Here is the prayer before Communion as recited in the NO:
Lord, I am not worthy to receive you, but only say the word and my soul shall be healed.
Which, on the face of it, isn’t bad – if you’re serious about it and really mean the words you’re praying.
Here, in comparison, is the Prayer before Communion used in the ER:
O Lord, I believe and profess that You are truly Christ, the Son of the living God, Who came into the world to save sinners, of whom I am the first. Accept me as a partaker of Your mystical supper, O Son of God; for I will not reveal Your mystery to your enemies, nor will I give You a kiss as did Judas, but like the thief I confess to You:
+Remember me, O Lord, when You shall come into Your kingdon.
+Remember me, O Master, when You shall come into Your kingdom.
+Remember me, O Holy One, when You shall come into Your kingdom.
May the partaking of Your Holy Mysteries, O Lord, be not for my judgment or condemnation, but for the healing of soul and body.
O Lord, I also believe and profess that this, which I am about to receive, is truly Your most precious Body and Your life-giving Blood, which, I pray, make me worthy to receive for the remission of all my sins and for life everlasting. Amen.
+O God, be merciful to me, a sinner.
+O God, cleanse me of my sins and have mercy on me.
+O Lord, forgive me, for I have sinned without number.
Following this, the priest then says to the people: “Approach with fear of God and with faith.” And the rubrics in the pew book then state – “Those of the faithful who wish to receive Communion come forward. Meanwhile, the people sing the following response:” Blessed is He Who comes in the name of the Lord; God the Lord has revealed Himself to us.
The crowning virtue, as we have been taught (I hope) is that of humility. Praying this prayer before going to Communion, on a regular basis, with a conscious effort to mean what you say, is bound to produce some humility. There isn’t a sentence in the ER prayer that presumes anything about God. It does, however, admit much about us as humans – that we are small and unworthy that such love was given to us in the form of Jesus, the Incarnate Word. That we are always and ever in desperate need of a Good Shepherd.

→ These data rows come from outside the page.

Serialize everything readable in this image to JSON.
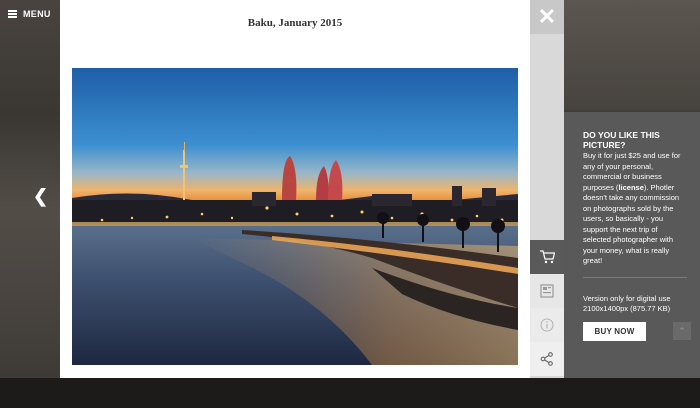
{
  "header": {
    "menu_label": "MENU"
  },
  "modal": {
    "caption": "Baku, January 2015"
  },
  "panel": {
    "title": "DO YOU LIKE THIS PICTURE?",
    "body_before": "Buy it for just $25 and use for any of your personal, commercial or business purposes (",
    "license_link": "license",
    "body_after": "). Photler doesn't take any commission on photographs sold by the users, so basically - you support the next trip of selected photographer with your money, what is really great!",
    "version_text": "Version only for digital use 2100x1400px (875.77 KB)",
    "buy_label": "BUY NOW"
  },
  "toolbar": {
    "close_icon": "close-icon",
    "tools": [
      "cart-icon",
      "image-icon",
      "info-icon",
      "share-icon"
    ]
  },
  "colors": {
    "panel_bg": "#595959",
    "toolbar_active": "#5a5a5a"
  }
}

That we are ever conscious of our failings, and while we wish God to recognize our efforts, we still admit to Him that OUR EFFORTS, IN AND OF THEMSELVES, ARE NEVER GOING TO BE ENOUGH. We can’t do it alone.
We need God. We need Jesus, His Son. We need the Holy Spirit, Mary Ever-Virgin, and all the saints.
The following was sent to me by ByzCat, who gets the Latin Mass magazine (I don’t, yet) after we discussed this very thing after DL this morning –
Quoted from “Posturing or Imposturing?” by John Blewett in the Fall 2006 Latin Mass: “I was reminded of 2 of the most beautiful prayers I have ever prayed – found in the old Mass but nowhere in the Novus Ordo…The second is the Prayer for the Life-giving Bread, the final of the 3 prayers for Communion said in the ancient Mass… ‘Let not the partaking of Thy Body, O Lord Jesus Christ, which I, though unworthy, make bold to receive, turn to my judgment & condemnation; but by reason of Thy loving-kindness, may it be to me a safeguard of both soul & body, & an effective remedy. Who livest & reignest with God the Father in the union of the Holy Ghost, God, world without end. Amen’ “
So that sense of being unworthy but humbly making an effort was present in the Tridentine Mass, but somehow it got lost in (hiss) ‘the spirit of Vatican II’.
It’s very sad. Pray for at least one priest today – or perhaps we should all pray for at least two priests every day – one good, holy, orthodox, faithful, joyful-in-his-vows priest, and one who could use a good kick in the cassock from the Holy Spirit.
(Want Holy Spirit goosebumps? Learn to chant the Salve Regina if you don’t already know it, then go to a church with a Mary chapel and sing it to her).
Turbocharge your Faith – Pray the Divine Office!
Pax et Bonum!